Guinness is rolling out a new product in the U.S., Nitro IPA, in nitrogenated cans and on tap at select bars. The beer is a part of Guinness' The Brewers Project in which six brewers are exploring new beers at a pilot brewery at Dublin's St. James's Gate.
At a preview dinner last night two Guinness employees talked about the beer, noting that the company values balance in their beers. While the beer is brewed with five hop varieties - Admiral to start, Topaz and Celia in the whirlpool, followed by Challenger, Cascade and more Topaz for dry-hopping - they were clear that this is an Irish IPA, not an American IPA. This is a particularly important distinction for hop heads like myself that are used to a strong hop punch from their IPAs. The combination of being an Irish IPA, being served on nitro - which tends to mellow the hop bite of any beer - and being brewed with the same proprietary, 100+ year old yeast strain used in Guinness stouts makes for a beer that one might be more pleased with were it called a Pale Ale instead. It's a simple fact that there are expectations based on style and when a beer doesn't meet that expectation the overall impression may be less than stellar no matter how well made the beer is.
When asked about who the brewers hoped to reach with this beer, they said it wasn't developed with a particular segment of drinkers in mind.

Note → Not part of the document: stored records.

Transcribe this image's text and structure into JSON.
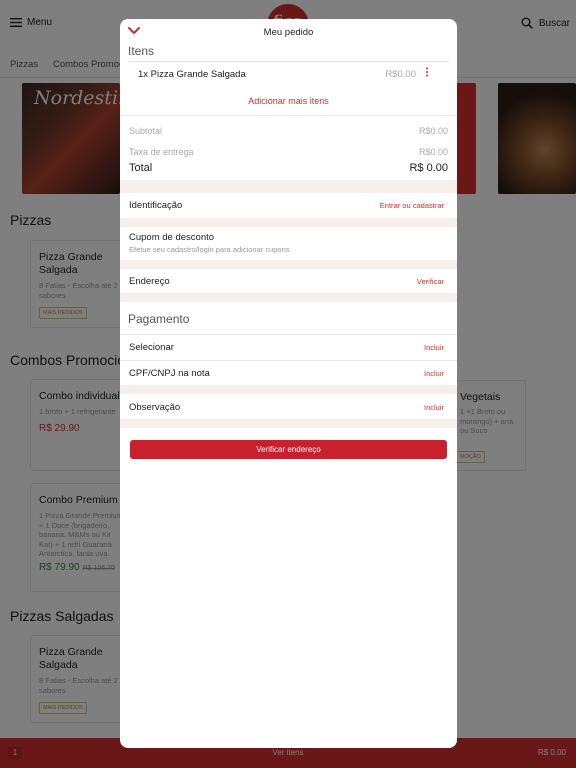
{
  "header": {
    "menu_label": "Menu",
    "logo_text": "fica",
    "search_label": "Buscar"
  },
  "categories": [
    "Pizzas",
    "Combos Promoc"
  ],
  "banner": {
    "text": "Nordestin"
  },
  "sections": {
    "pizzas": "Pizzas",
    "combos": "Combos Promocio",
    "salgadas": "Pizzas Salgadas"
  },
  "cards": [
    {
      "name": "Pizza Grande Salgada",
      "desc": "8 Fatias - Escolha até 2 sabores",
      "badge": "MAIS PEDIDOS"
    },
    {
      "name": "Combo individual",
      "desc": "1 broto + 1 refrigerante",
      "price": "R$ 29.90"
    },
    {
      "name": "Combo Premium",
      "desc": "1 Pizza Grande Premium + 1 Doce (brigadeiro, banana, M&Ms ou Kit Kat) + 1 refri Guaraná Antarctica, fanta uva, Coca Cola ou Suco",
      "price": "R$ 79.90",
      "old_price": "R$ 106.70"
    },
    {
      "name": "Pizza Grande Salgada",
      "desc": "8 Fatias - Escolha até 2 sabores",
      "badge": "MAIS PEDIDOS"
    },
    {
      "name": "Vegetais",
      "desc": "1 +1 Broto ou morango) + aná ou Suco",
      "badge": "MOÇÃO"
    }
  ],
  "bottombar": {
    "count": "1",
    "label": "Ver itens",
    "total": "R$ 0.00"
  },
  "modal": {
    "title": "Meu pedido",
    "itens_title": "Itens",
    "item": {
      "name": "1x Pizza Grande Salgada",
      "price": "R$0.00"
    },
    "add_more": "Adicionar mais itens",
    "subtotal_label": "Subtotal",
    "subtotal_value": "R$0.00",
    "taxa_label": "Taxa de entrega",
    "taxa_value": "R$0.00",
    "total_label": "Total",
    "total_value": "R$ 0.00",
    "identificacao_label": "Identificação",
    "identificacao_action": "Entrar ou cadastrar",
    "cupom_label": "Cupom de desconto",
    "cupom_sub": "Efetue seu cadastro/login para adicionar cupons",
    "endereco_label": "Endereço",
    "endereco_action": "Verificar",
    "pagamento_title": "Pagamento",
    "selecionar_label": "Selecionar",
    "selecionar_action": "Incluir",
    "cpf_label": "CPF/CNPJ na nota",
    "cpf_action": "Incluir",
    "observacao_label": "Observação",
    "observacao_action": "Incluir",
    "verify_button": "Verificar endereço"
  },
  "colors": {
    "brand_red": "#d32f2f",
    "button_red": "#c8202d",
    "section_gap": "#f5f0eb"
  }
}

I'm certain they're hoping to tap into both the pool of IPA fans they hadn't reached in the past as well as those who are classic Guinness stout fans. Whether each pool will be hooked will be interesting to see as it likely won't be hoppy enough for most IPA fans and perhaps too hoppy for stout fans. Either way, one cannot dispute the visual appeal and silky mouthfeel the nitrogen widget, developed by Guinness in 1988, produces. And at the suggested retail price of $8.99 for a six pack of 11.2oz cans, it is an approachable price point.
Seeing that it was a "dinner" you might be wondering how the beer pairs with food. My overall impression was that it is a good "with food" beer. By that I mean that while the beer didn't pop or make any of the dishes pop, it also didn't distract from, clash with or overpower any of the dishes either. Even the dessert, Guinness Pot Au Creme, which I hoped would be served with stout, remained delicious with the IPA. A sessionable - 5.8% ABV - beer, it is one that could easily consume a few pints of during the course of dinner, or an evening.